Required action
The records follow. Filter them to the lines that hold "gold".

***** Information provided

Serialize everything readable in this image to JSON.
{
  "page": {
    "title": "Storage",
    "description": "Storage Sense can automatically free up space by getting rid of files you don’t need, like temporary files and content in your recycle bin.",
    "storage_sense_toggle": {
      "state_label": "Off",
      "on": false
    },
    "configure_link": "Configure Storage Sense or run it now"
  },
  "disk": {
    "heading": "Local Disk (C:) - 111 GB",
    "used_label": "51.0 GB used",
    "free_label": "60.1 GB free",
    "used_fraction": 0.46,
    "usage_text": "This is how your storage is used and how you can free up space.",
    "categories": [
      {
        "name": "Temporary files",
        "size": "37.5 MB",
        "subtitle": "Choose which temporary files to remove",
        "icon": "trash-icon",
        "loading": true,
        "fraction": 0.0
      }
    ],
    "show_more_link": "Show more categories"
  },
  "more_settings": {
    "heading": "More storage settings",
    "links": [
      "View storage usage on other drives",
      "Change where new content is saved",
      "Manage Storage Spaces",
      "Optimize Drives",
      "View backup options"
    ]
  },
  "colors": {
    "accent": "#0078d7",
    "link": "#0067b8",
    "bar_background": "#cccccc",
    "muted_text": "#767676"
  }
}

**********
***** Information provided

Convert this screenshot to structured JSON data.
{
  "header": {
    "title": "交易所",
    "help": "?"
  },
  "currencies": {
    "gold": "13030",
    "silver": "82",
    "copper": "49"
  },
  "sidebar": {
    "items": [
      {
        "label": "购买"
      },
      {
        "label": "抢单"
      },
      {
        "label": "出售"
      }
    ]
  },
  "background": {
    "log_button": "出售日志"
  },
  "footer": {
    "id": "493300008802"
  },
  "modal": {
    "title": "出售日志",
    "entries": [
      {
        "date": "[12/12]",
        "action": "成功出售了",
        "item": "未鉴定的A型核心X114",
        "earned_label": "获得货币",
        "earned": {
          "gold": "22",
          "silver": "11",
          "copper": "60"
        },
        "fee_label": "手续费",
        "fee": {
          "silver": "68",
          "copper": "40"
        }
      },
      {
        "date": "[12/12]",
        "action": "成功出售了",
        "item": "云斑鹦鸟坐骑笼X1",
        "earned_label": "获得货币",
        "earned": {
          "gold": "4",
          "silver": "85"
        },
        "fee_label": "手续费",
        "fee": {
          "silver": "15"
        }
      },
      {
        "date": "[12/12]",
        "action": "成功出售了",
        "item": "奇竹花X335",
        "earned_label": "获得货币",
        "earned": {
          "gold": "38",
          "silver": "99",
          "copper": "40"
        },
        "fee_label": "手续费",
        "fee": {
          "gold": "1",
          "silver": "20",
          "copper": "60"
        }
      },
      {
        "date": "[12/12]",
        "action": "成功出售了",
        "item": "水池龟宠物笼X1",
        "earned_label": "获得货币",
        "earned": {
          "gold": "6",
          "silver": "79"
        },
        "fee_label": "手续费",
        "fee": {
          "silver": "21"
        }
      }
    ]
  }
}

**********

Solution to this exercise
    "gold": "13030",
          "gold": "22",
          "gold": "4",
          "gold": "38",
          "gold": "1",
          "gold": "6",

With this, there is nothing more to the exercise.